[Dataset entries]

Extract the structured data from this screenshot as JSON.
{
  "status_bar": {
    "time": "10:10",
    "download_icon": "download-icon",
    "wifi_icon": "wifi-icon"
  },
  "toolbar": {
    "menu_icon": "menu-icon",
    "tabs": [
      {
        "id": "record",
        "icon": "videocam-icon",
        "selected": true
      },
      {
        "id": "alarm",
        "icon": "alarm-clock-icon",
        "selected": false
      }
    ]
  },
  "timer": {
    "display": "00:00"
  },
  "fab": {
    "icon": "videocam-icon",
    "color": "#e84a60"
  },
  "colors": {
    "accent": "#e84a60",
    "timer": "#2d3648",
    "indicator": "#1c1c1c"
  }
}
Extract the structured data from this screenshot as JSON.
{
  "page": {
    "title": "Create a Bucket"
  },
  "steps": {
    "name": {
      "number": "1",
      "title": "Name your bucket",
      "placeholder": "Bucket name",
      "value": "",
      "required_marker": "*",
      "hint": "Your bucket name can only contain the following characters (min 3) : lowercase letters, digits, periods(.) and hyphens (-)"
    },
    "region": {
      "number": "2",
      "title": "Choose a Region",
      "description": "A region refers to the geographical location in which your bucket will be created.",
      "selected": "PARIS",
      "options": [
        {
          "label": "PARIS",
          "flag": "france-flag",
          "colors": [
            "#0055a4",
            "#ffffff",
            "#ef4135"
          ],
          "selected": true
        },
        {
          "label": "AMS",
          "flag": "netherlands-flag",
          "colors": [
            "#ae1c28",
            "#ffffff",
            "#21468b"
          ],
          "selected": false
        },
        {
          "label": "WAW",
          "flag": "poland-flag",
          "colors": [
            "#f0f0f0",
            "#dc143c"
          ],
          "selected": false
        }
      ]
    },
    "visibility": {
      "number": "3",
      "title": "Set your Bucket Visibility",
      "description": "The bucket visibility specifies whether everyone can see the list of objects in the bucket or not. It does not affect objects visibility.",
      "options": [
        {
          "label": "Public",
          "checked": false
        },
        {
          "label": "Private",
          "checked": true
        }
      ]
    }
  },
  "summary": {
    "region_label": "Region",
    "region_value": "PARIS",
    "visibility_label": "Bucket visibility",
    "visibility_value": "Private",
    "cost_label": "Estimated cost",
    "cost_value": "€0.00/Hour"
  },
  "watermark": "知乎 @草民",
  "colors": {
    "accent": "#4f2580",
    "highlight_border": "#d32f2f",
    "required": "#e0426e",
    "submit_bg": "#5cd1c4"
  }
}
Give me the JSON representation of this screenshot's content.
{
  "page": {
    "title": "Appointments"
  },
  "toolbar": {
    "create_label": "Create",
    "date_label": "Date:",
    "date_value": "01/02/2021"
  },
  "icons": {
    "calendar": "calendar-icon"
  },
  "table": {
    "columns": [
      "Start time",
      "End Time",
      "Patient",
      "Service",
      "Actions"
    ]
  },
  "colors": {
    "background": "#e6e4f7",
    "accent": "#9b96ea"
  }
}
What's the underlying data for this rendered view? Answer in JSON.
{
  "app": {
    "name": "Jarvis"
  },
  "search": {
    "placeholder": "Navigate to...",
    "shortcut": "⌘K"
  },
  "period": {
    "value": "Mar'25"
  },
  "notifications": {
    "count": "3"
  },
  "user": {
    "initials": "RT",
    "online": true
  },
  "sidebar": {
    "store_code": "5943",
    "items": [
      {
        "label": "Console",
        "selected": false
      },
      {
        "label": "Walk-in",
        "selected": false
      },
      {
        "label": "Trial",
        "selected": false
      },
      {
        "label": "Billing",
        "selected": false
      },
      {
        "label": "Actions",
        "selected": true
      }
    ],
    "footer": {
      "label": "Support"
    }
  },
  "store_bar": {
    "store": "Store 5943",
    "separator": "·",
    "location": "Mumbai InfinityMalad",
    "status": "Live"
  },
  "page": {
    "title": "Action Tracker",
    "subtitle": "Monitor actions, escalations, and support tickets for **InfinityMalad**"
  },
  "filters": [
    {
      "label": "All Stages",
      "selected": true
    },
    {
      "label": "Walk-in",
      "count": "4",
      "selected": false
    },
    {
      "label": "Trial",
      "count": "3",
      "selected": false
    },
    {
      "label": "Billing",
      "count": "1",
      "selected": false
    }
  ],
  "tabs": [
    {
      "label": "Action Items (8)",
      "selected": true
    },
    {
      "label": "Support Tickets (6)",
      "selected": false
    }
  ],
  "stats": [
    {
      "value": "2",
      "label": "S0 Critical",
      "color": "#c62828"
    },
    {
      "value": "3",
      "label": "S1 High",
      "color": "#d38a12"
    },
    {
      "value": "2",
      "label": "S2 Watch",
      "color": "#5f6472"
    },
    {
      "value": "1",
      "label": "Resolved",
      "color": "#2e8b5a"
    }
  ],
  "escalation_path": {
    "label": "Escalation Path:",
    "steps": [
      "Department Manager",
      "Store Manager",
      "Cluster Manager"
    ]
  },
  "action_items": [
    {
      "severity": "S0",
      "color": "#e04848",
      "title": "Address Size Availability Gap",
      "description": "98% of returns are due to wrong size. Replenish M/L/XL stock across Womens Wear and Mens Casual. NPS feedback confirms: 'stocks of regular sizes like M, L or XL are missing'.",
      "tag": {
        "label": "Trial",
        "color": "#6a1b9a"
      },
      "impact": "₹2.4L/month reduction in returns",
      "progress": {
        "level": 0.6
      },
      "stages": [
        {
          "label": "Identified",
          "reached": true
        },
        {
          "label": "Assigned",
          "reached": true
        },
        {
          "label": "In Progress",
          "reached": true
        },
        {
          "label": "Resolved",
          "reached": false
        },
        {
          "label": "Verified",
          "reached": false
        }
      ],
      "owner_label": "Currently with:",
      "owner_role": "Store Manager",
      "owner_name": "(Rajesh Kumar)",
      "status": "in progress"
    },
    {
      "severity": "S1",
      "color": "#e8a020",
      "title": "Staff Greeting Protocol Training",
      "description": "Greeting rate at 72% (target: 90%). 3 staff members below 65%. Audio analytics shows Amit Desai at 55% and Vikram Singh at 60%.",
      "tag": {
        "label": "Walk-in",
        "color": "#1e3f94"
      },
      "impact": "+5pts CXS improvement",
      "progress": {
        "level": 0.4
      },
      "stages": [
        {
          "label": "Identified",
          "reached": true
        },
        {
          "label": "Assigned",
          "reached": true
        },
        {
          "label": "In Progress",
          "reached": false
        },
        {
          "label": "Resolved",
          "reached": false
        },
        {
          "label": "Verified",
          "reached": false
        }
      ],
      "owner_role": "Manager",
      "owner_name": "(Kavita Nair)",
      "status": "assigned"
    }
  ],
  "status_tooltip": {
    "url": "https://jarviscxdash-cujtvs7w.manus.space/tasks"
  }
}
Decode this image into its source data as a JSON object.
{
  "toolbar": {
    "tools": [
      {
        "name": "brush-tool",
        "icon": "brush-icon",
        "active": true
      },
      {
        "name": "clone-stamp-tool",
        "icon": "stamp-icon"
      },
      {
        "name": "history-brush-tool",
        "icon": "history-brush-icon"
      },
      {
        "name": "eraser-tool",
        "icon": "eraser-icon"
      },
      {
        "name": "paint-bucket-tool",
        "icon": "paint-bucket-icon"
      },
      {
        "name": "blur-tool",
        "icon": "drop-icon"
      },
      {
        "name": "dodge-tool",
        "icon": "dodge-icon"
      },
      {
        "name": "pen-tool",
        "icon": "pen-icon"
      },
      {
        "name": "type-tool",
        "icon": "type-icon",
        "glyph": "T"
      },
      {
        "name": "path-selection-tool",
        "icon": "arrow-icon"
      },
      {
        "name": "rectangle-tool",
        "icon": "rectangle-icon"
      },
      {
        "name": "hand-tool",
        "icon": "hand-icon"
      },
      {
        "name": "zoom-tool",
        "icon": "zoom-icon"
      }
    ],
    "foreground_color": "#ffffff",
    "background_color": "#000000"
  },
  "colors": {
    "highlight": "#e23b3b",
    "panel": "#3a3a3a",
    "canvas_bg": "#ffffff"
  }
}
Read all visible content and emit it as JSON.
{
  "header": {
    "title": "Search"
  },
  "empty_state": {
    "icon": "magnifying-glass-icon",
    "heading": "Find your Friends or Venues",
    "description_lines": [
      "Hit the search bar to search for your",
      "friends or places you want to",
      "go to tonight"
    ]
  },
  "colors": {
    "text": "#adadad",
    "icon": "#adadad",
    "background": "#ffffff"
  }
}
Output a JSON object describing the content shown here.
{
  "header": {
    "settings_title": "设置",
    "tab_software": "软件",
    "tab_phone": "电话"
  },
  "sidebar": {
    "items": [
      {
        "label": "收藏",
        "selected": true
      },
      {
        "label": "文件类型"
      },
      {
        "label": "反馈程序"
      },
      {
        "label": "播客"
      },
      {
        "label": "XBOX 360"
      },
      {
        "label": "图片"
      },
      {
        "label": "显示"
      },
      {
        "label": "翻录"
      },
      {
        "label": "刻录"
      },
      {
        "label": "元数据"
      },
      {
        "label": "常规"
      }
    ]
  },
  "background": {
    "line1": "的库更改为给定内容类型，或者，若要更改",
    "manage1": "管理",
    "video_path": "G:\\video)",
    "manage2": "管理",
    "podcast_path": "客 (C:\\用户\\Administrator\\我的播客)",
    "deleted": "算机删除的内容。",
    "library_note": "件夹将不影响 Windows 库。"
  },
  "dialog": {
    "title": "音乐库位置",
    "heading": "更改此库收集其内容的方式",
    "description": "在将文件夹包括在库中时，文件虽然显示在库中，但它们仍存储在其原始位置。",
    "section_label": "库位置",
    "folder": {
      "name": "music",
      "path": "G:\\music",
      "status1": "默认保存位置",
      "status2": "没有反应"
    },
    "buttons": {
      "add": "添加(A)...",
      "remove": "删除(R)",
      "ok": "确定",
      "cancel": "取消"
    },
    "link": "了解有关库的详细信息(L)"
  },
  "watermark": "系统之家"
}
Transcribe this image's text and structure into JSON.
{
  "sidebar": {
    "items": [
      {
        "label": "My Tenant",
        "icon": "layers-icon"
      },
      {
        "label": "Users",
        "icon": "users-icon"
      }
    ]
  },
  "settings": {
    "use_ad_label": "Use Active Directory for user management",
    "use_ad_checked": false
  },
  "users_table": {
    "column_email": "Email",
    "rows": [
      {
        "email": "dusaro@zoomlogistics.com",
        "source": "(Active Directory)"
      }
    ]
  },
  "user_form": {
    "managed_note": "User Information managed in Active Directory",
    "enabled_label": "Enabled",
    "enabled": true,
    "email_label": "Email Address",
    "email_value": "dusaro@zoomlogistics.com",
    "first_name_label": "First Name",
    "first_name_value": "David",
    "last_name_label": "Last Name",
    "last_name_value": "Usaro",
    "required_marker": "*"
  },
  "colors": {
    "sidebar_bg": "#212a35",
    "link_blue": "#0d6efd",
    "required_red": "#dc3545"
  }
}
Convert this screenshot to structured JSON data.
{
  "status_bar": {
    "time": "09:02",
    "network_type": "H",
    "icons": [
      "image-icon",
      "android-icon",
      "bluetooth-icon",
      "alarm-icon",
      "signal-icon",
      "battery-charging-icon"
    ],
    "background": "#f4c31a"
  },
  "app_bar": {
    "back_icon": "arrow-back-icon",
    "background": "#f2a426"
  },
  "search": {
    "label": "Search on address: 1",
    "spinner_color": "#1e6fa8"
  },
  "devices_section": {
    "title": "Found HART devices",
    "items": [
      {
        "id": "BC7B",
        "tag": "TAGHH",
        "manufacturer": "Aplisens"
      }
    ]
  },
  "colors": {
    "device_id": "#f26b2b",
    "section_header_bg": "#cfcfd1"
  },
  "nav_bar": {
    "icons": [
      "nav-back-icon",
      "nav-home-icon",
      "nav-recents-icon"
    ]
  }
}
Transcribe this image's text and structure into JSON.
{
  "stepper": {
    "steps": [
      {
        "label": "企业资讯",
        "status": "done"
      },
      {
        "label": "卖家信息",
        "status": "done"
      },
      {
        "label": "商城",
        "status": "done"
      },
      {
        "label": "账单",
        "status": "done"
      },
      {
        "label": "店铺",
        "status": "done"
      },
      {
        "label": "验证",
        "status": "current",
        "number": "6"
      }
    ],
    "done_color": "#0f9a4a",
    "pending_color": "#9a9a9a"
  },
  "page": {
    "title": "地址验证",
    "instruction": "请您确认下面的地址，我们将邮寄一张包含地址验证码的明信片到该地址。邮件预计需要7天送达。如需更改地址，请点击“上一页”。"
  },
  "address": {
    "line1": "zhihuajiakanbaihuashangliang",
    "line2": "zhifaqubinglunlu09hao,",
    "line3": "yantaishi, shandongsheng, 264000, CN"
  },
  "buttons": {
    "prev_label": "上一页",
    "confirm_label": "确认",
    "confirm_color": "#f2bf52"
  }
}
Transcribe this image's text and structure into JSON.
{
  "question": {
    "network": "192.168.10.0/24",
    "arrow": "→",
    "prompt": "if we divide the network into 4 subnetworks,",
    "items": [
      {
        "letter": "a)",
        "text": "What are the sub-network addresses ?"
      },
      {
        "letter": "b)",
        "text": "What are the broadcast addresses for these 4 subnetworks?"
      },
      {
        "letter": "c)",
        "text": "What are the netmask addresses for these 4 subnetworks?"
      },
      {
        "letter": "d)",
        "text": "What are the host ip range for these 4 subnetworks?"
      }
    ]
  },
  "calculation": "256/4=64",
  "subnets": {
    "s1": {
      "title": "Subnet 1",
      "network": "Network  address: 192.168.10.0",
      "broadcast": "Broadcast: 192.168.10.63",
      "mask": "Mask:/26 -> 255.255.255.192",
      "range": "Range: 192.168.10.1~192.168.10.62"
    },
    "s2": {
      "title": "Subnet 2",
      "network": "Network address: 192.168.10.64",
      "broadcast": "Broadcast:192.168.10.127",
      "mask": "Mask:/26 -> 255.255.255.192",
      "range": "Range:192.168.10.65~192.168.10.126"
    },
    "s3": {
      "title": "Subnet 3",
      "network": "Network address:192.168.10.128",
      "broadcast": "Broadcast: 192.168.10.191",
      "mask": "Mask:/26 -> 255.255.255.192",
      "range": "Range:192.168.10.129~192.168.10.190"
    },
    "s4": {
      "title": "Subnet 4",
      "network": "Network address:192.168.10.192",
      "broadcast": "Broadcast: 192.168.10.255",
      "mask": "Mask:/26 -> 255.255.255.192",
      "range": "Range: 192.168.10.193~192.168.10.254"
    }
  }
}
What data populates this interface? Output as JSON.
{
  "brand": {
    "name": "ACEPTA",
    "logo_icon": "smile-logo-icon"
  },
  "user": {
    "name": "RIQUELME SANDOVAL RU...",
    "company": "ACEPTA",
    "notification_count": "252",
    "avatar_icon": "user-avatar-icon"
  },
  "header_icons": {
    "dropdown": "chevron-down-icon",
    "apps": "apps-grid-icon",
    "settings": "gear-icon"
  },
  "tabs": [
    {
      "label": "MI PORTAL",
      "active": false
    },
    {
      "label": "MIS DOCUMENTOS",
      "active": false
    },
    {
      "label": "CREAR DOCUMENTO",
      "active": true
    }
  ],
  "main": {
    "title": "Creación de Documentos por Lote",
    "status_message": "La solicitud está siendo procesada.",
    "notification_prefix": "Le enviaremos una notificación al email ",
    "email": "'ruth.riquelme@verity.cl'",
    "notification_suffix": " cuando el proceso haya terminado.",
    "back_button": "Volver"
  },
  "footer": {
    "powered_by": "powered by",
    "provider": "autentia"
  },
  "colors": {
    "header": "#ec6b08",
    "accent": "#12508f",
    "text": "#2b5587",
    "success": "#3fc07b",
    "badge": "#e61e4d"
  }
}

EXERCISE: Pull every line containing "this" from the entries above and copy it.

SOLUTION TO THE PROBLEM:
Extract the structured data from this screenshot as JSON.
Extract the structured data from this screenshot as JSON.
Give me the JSON representation of this screenshot's content.
What's the underlying data for this rendered view? Answer in JSON.
Decode this image into its source data as a JSON object.
Transcribe this image's text and structure into JSON.
Convert this screenshot to structured JSON data.
Transcribe this image's text and structure into JSON.
Transcribe this image's text and structure into JSON.
What data populates this interface? Output as JSON.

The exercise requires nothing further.